When I am asked to investigate alterations of court recordings, I almost always travel to the courthouse to examine the court’s computer recording system. It is not often that I examine audio files recorded in court from a remote location. This is a serious allegation and requires careful scientific investigation and proof if the accuser is to prevail in court.
For example, I had a client request that I examine court recorded digital audio files they believed were altered. Portions were alleged to have been deleted. These court recordings were created with a software program “For The Record.”
FTR has propitiatory CODEC, a form of audio encryption, wrapped around .WAV digital audio files. One day’s worth of court proceedings will yield a lot of digital audio files.
I began this remote forensic investigation by downloading the FTR player after registering as a user on their website http://www.fortherecord.com/.

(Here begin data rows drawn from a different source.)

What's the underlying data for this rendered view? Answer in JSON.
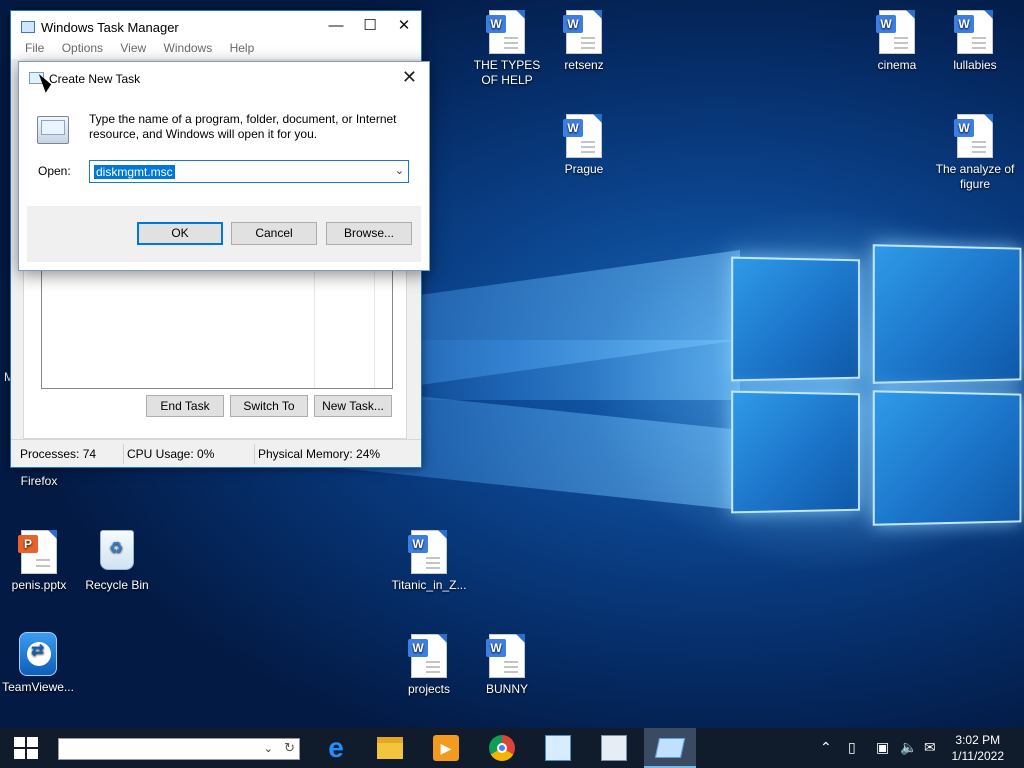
{
  "desktop": {
    "icons": [
      {
        "label": "THE TYPES OF HELP"
      },
      {
        "label": "retsenz"
      },
      {
        "label": "Prague"
      },
      {
        "label": "cinema"
      },
      {
        "label": "lullabies"
      },
      {
        "label": "The analyze of figure"
      },
      {
        "label": "Firefox"
      },
      {
        "label": "penis.pptx"
      },
      {
        "label": "Recycle Bin"
      },
      {
        "label": "Titanic_in_Z..."
      },
      {
        "label": "TeamViewe..."
      },
      {
        "label": "projects"
      },
      {
        "label": "BUNNY"
      }
    ],
    "edge_letter": "M"
  },
  "task_manager": {
    "title": "Windows Task Manager",
    "menu": [
      "File",
      "Options",
      "View",
      "Windows",
      "Help"
    ],
    "buttons": {
      "end_task": "End Task",
      "switch_to": "Switch To",
      "new_task": "New Task..."
    },
    "status": {
      "processes": "Processes: 74",
      "cpu": "CPU Usage: 0%",
      "memory": "Physical Memory: 24%"
    }
  },
  "dialog": {
    "title": "Create New Task",
    "description": "Type the name of a program, folder, document, or Internet resource, and Windows will open it for you.",
    "open_label": "Open:",
    "open_value": "diskmgmt.msc",
    "buttons": {
      "ok": "OK",
      "cancel": "Cancel",
      "browse": "Browse..."
    }
  },
  "taskbar": {
    "search_value": "",
    "clock_time": "3:02 PM",
    "clock_date": "1/11/2022"
  },
  "colors": {
    "accent": "#0078d7",
    "taskbar": "#101c2c"
  }
}
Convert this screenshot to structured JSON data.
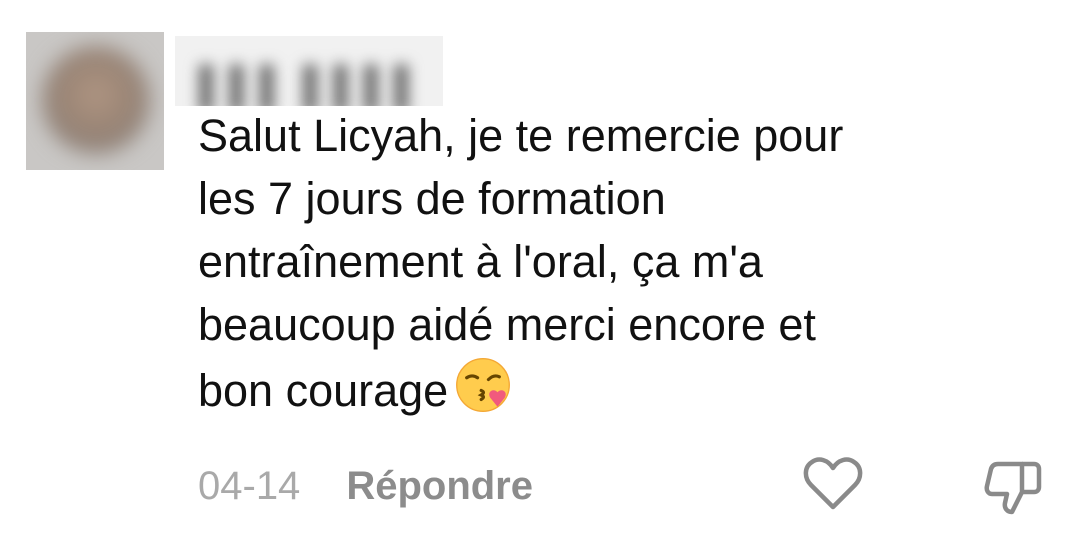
{
  "comment": {
    "author_name": "▌▌▌ ▌▌▌▌",
    "lines": [
      "Salut Licyah, je te remercie pour",
      "les 7 jours de formation",
      "entraînement à l'oral, ça m'a",
      "beaucoup aidé merci encore et",
      "bon courage"
    ],
    "emoji_icon": "face-blowing-kiss-icon",
    "date": "04-14",
    "reply_label": "Répondre",
    "like_icon": "heart-outline-icon",
    "dislike_icon": "thumbs-down-outline-icon"
  },
  "colors": {
    "text": "#111111",
    "date": "#a9a9a9",
    "reply": "#8c8c8c",
    "icon": "#8a8a8a"
  }
}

These digital audio files are automatically created based on the length of the recording and number of microphones active during the recording. My client believed portions of the court testimony as it pertained to her case were missing from the audio file folder that is burned to her CD.
When a serious accusation arises against a court of law, as a forensic expert, I have to make certain I have scientific evidence of alteration, missing files or tampering before I can report to my client confirmation on the alleged alteration.
After conducting forensic testing on the “For The Record Player” I have confirmed that deleting .WAV audio files from the record folder will cause the recording to adjust playback. In other words, portions of the recording would be missing if I delete any of the .WAV files from the folder my client sent me.
Did the court delete the file or were they accidentally left off the CD my client gave me?
I cannot determine from a CD if any files were deleted. I can determine however that deleting files from that record folder will cause portions of the recording to not be an accurate representation of the facts as they occurred. The only way to be certain the court deleted or accidentally did not transfer all the files from that trial onto the CD is to examine the original files on the computer that created the files at the courthouse.
No matter who is involved in the case, every allegation of deleting evidence must be handled with the same scientific procedures.